▸ **WHAT THIS TASK INVOLVES**
Would you please copy out each entry exactly?

+++ EXTRACTED INFORMATION +++

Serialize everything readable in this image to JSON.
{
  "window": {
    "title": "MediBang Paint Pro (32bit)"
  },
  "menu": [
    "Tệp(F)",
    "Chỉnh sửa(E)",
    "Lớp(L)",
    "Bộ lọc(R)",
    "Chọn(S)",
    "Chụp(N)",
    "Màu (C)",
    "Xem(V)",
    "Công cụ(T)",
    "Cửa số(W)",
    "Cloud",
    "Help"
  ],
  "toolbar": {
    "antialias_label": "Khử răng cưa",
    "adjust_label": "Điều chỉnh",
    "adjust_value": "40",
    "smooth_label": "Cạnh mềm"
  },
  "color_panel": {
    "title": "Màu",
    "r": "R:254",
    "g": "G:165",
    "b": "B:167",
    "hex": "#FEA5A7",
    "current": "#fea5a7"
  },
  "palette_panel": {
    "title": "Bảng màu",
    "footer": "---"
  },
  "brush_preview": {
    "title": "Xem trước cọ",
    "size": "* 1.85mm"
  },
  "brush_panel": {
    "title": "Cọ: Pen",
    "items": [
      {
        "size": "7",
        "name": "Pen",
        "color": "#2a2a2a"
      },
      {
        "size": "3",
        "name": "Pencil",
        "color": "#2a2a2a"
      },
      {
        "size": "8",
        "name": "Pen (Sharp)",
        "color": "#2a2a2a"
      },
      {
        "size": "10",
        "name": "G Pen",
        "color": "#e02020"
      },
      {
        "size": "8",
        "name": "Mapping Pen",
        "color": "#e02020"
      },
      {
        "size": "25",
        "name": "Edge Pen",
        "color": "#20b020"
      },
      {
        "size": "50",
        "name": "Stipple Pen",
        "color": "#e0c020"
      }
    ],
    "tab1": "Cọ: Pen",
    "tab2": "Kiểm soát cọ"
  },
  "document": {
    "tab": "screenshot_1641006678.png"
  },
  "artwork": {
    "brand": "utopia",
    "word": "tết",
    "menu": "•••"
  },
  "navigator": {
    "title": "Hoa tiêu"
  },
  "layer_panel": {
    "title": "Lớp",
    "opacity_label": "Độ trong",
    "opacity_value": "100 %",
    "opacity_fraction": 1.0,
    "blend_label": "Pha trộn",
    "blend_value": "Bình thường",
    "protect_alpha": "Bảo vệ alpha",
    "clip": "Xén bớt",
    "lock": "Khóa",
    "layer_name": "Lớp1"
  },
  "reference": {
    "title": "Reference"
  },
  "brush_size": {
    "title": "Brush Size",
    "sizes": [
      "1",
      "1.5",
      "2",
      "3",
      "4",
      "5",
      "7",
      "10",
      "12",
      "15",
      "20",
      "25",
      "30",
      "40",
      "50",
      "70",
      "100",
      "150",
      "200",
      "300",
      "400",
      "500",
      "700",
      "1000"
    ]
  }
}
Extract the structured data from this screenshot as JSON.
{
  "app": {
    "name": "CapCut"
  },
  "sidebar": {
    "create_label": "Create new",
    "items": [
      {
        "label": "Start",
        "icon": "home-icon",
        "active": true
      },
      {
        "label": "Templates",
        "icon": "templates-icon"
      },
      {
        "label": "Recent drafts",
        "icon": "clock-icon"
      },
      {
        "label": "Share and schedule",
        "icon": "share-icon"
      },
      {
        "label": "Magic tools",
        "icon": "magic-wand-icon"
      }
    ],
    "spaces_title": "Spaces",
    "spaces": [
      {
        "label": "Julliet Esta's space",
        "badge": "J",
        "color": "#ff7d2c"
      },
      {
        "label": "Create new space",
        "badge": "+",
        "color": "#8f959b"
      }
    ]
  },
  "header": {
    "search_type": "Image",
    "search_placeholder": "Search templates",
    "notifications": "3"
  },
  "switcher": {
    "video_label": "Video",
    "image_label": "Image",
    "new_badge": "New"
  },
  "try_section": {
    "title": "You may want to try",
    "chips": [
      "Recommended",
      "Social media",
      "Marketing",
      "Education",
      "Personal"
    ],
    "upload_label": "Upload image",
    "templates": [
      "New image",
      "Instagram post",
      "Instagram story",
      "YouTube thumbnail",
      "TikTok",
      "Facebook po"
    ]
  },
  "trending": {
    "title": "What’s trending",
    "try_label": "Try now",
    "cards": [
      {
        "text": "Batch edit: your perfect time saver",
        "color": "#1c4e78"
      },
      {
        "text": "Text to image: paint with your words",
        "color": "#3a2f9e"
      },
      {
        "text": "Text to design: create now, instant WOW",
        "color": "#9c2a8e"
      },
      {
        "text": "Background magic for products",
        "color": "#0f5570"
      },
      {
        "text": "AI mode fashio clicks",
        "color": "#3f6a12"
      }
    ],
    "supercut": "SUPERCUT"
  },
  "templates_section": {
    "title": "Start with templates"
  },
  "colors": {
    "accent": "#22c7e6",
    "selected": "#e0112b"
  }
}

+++

▸ **YOUR RESPONSE**
Serialize everything readable in this image to JSON.
{
  "window": {
    "title": "MediBang Paint Pro (32bit)"
  },
  "menu": [
    "Tệp(F)",
    "Chỉnh sửa(E)",
    "Lớp(L)",
    "Bộ lọc(R)",
    "Chọn(S)",
    "Chụp(N)",
    "Màu (C)",
    "Xem(V)",
    "Công cụ(T)",
    "Cửa số(W)",
    "Cloud",
    "Help"
  ],
  "toolbar": {
    "antialias_label": "Khử răng cưa",
    "adjust_label": "Điều chỉnh",
    "adjust_value": "40",
    "smooth_label": "Cạnh mềm"
  },
  "color_panel": {
    "title": "Màu",
    "r": "R:254",
    "g": "G:165",
    "b": "B:167",
    "hex": "#FEA5A7",
    "current": "#fea5a7"
  },
  "palette_panel": {
    "title": "Bảng màu",
    "footer": "---"
  },
  "brush_preview": {
    "title": "Xem trước cọ",
    "size": "* 1.85mm"
  },
  "brush_panel": {
    "title": "Cọ: Pen",
    "items": [
      {
        "size": "7",
        "name": "Pen",
        "color": "#2a2a2a"
      },
      {
        "size": "3",
        "name": "Pencil",
        "color": "#2a2a2a"
      },
      {
        "size": "8",
        "name": "Pen (Sharp)",
        "color": "#2a2a2a"
      },
      {
        "size": "10",
        "name": "G Pen",
        "color": "#e02020"
      },
      {
        "size": "8",
        "name": "Mapping Pen",
        "color": "#e02020"
      },
      {
        "size": "25",
        "name": "Edge Pen",
        "color": "#20b020"
      },
      {
        "size": "50",
        "name": "Stipple Pen",
        "color": "#e0c020"
      }
    ],
    "tab1": "Cọ: Pen",
    "tab2": "Kiểm soát cọ"
  },
  "document": {
    "tab": "screenshot_1641006678.png"
  },
  "artwork": {
    "brand": "utopia",
    "word": "tết",
    "menu": "•••"
  },
  "navigator": {
    "title": "Hoa tiêu"
  },
  "layer_panel": {
    "title": "Lớp",
    "opacity_label": "Độ trong",
    "opacity_value": "100 %",
    "opacity_fraction": 1.0,
    "blend_label": "Pha trộn",
    "blend_value": "Bình thường",
    "protect_alpha": "Bảo vệ alpha",
    "clip": "Xén bớt",
    "lock": "Khóa",
    "layer_name": "Lớp1"
  },
  "reference": {
    "title": "Reference"
  },
  "brush_size": {
    "title": "Brush Size",
    "sizes": [
      "1",
      "1.5",
      "2",
      "3",
      "4",
      "5",
      "7",
      "10",
      "12",
      "15",
      "20",
      "25",
      "30",
      "40",
      "50",
      "70",
      "100",
      "150",
      "200",
      "300",
      "400",
      "500",
      "700",
      "1000"
    ]
  }
}
Extract the structured data from this screenshot as JSON.
{
  "app": {
    "name": "CapCut"
  },
  "sidebar": {
    "create_label": "Create new",
    "items": [
      {
        "label": "Start",
        "icon": "home-icon",
        "active": true
      },
      {
        "label": "Templates",
        "icon": "templates-icon"
      },
      {
        "label": "Recent drafts",
        "icon": "clock-icon"
      },
      {
        "label": "Share and schedule",
        "icon": "share-icon"
      },
      {
        "label": "Magic tools",
        "icon": "magic-wand-icon"
      }
    ],
    "spaces_title": "Spaces",
    "spaces": [
      {
        "label": "Julliet Esta's space",
        "badge": "J",
        "color": "#ff7d2c"
      },
      {
        "label": "Create new space",
        "badge": "+",
        "color": "#8f959b"
      }
    ]
  },
  "header": {
    "search_type": "Image",
    "search_placeholder": "Search templates",
    "notifications": "3"
  },
  "switcher": {
    "video_label": "Video",
    "image_label": "Image",
    "new_badge": "New"
  },
  "try_section": {
    "title": "You may want to try",
    "chips": [
      "Recommended",
      "Social media",
      "Marketing",
      "Education",
      "Personal"
    ],
    "upload_label": "Upload image",
    "templates": [
      "New image",
      "Instagram post",
      "Instagram story",
      "YouTube thumbnail",
      "TikTok",
      "Facebook po"
    ]
  },
  "trending": {
    "title": "What’s trending",
    "try_label": "Try now",
    "cards": [
      {
        "text": "Batch edit: your perfect time saver",
        "color": "#1c4e78"
      },
      {
        "text": "Text to image: paint with your words",
        "color": "#3a2f9e"
      },
      {
        "text": "Text to design: create now, instant WOW",
        "color": "#9c2a8e"
      },
      {
        "text": "Background magic for products",
        "color": "#0f5570"
      },
      {
        "text": "AI mode fashio clicks",
        "color": "#3f6a12"
      }
    ],
    "supercut": "SUPERCUT"
  },
  "templates_section": {
    "title": "Start with templates"
  },
  "colors": {
    "accent": "#22c7e6",
    "selected": "#e0112b"
  }
}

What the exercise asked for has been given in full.